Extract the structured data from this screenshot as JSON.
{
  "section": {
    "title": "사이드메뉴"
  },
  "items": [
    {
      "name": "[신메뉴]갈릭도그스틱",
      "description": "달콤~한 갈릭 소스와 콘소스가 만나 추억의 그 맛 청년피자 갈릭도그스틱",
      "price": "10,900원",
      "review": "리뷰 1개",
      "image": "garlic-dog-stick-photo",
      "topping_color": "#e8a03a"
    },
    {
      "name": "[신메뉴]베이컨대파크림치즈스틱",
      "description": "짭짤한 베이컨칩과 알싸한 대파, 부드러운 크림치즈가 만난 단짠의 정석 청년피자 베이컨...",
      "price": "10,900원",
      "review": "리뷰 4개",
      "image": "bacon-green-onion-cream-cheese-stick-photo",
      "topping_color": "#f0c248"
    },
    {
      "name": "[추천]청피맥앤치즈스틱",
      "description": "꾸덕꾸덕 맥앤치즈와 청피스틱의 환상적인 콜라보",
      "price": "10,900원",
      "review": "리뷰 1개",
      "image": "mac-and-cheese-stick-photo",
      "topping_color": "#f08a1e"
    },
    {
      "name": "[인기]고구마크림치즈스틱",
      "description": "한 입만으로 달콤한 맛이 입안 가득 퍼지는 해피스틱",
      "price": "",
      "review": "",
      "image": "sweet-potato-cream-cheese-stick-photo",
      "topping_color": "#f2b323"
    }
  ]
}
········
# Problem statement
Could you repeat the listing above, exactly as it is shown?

# Exercise solution
Extract the structured data from this screenshot as JSON.
{
  "section": {
    "title": "사이드메뉴"
  },
  "items": [
    {
      "name": "[신메뉴]갈릭도그스틱",
      "description": "달콤~한 갈릭 소스와 콘소스가 만나 추억의 그 맛 청년피자 갈릭도그스틱",
      "price": "10,900원",
      "review": "리뷰 1개",
      "image": "garlic-dog-stick-photo",
      "topping_color": "#e8a03a"
    },
    {
      "name": "[신메뉴]베이컨대파크림치즈스틱",
      "description": "짭짤한 베이컨칩과 알싸한 대파, 부드러운 크림치즈가 만난 단짠의 정석 청년피자 베이컨...",
      "price": "10,900원",
      "review": "리뷰 4개",
      "image": "bacon-green-onion-cream-cheese-stick-photo",
      "topping_color": "#f0c248"
    },
    {
      "name": "[추천]청피맥앤치즈스틱",
      "description": "꾸덕꾸덕 맥앤치즈와 청피스틱의 환상적인 콜라보",
      "price": "10,900원",
      "review": "리뷰 1개",
      "image": "mac-and-cheese-stick-photo",
      "topping_color": "#f08a1e"
    },
    {
      "name": "[인기]고구마크림치즈스틱",
      "description": "한 입만으로 달콤한 맛이 입안 가득 퍼지는 해피스틱",
      "price": "",
      "review": "",
      "image": "sweet-potato-cream-cheese-stick-photo",
      "topping_color": "#f2b323"
    }
  ]
}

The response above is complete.